On one side of the bodies, at the top of the centre front, tie the ribbon or laces to one of the eyelet holes.

1. On one side of the bodies, at the top of the centre front, tie the ribbon or laces to one of the eyelet holes.

2. Insert ribbon/lace through opposite eyelet threaded towards the body

2. Insert ribbon/lace through opposite eyelet threaded over towards the body

3. Pull the ribbon to the other side and thread through the eyelet hole, from the body towards yourself.

3. Pull the ribbon to the other side and thread through the eyelet hole, from the body towards the front.

4. Continue doing this in an over and under fashion all the way down to the bottom

4. Continue doing this in an over and under fashion all the way down to the bottom

0186c9ba90f53ef51f81a4dcda04ca970fa4ef6acc

Tie bottom of lace into a loop, and then another loop. Tuck underneath, between bodies and smock

 

At the moment the bodies are laced together with satin ribbon, however, I hope to source aiglets in the future to create period correct ‘points’. Points were laces of leather or ribbon tipped with a metal tip (aiglet) that threaded through eyelet holes in garments and tied to attached them together.

A point consisting of five strand braid of cream and silk threads tipped with an aiglet, c. 1550-1650. Museum of London, London.

Modern reproduction points from the Tudor Tailor

It was not only used to lace bodies, but in male clothing they were used mainly to attach the breeches and sleeves to the doublet, whilst in female clothing they commonly attached skirts or detachable sleeves to the bodice. The plastic tip at the end of a modern shoe lace is derived from the metal aiglet, and serves a similar function – to allow for easier threading.

 

I’ll be unveiling the finished bodies and my afterthoughts on the construction process in my next blog post so stay tuned!

 

References:

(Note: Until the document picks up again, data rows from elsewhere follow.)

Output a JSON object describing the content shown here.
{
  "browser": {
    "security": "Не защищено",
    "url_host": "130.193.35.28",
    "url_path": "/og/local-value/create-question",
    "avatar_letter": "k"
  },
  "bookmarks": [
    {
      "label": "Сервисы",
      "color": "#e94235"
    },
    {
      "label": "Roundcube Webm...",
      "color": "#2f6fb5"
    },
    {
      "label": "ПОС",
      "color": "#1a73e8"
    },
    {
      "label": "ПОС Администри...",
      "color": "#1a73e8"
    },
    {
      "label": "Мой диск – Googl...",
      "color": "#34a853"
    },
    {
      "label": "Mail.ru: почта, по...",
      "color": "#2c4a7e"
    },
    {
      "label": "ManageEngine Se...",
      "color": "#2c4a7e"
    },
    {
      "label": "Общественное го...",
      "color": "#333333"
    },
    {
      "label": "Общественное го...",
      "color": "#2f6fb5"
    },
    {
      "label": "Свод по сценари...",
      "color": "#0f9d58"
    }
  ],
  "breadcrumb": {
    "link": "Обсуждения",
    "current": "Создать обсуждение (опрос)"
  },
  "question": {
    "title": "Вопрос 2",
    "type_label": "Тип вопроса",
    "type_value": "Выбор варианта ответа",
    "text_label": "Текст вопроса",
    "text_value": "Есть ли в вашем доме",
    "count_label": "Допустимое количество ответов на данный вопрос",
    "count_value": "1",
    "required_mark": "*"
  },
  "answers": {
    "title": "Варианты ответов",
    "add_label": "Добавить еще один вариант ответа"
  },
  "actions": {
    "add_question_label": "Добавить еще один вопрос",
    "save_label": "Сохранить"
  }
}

[1] Randle Holme, The academy of armory, or, A storehouse of armory and blazon containing the several variety of created beings, and how born in coats of arms, both foreign and domestick. With the termes of Art used in each Science. (Printed at Chester by the Author, 1688), p. 290.

[2] Luca Costigliolo & Jenny Tiramani, ‘The Tools and Techniques of the Tailor and Seamstress’, Seventeenth Century Women’s Dress Patterns: Book One, Susan North and Jenny Tiamani, eds. (London, V&A Publishing, 2011)p. 11.

[3] Luca Costigliolo, ‘From Straight bodies to Stays’, Seventeenth Century Women’s Dress Patterns: Book Two, Susan North and Jenny Tiramani, eds. (London, V&A Publishing, 2012), p. 10.

[4] Janet Arnold, ‘The ‘pair of straight bodies’ and ‘a pair of drawers’ dating from 1603 which Clothe the Effigy of Queen Elizabeth I in Westminster Abbey’, Costume, Vol. 41 (2007), pp. 2, 7.

[5] Luca Costigliolo, ‘Pink Watered-silk stays’, Seventeenth Century Women’s Dress Patterns: Book Two, Susan North and Jenny Tiramani, eds. (London, V&A Publishing, 2012),  p. 97.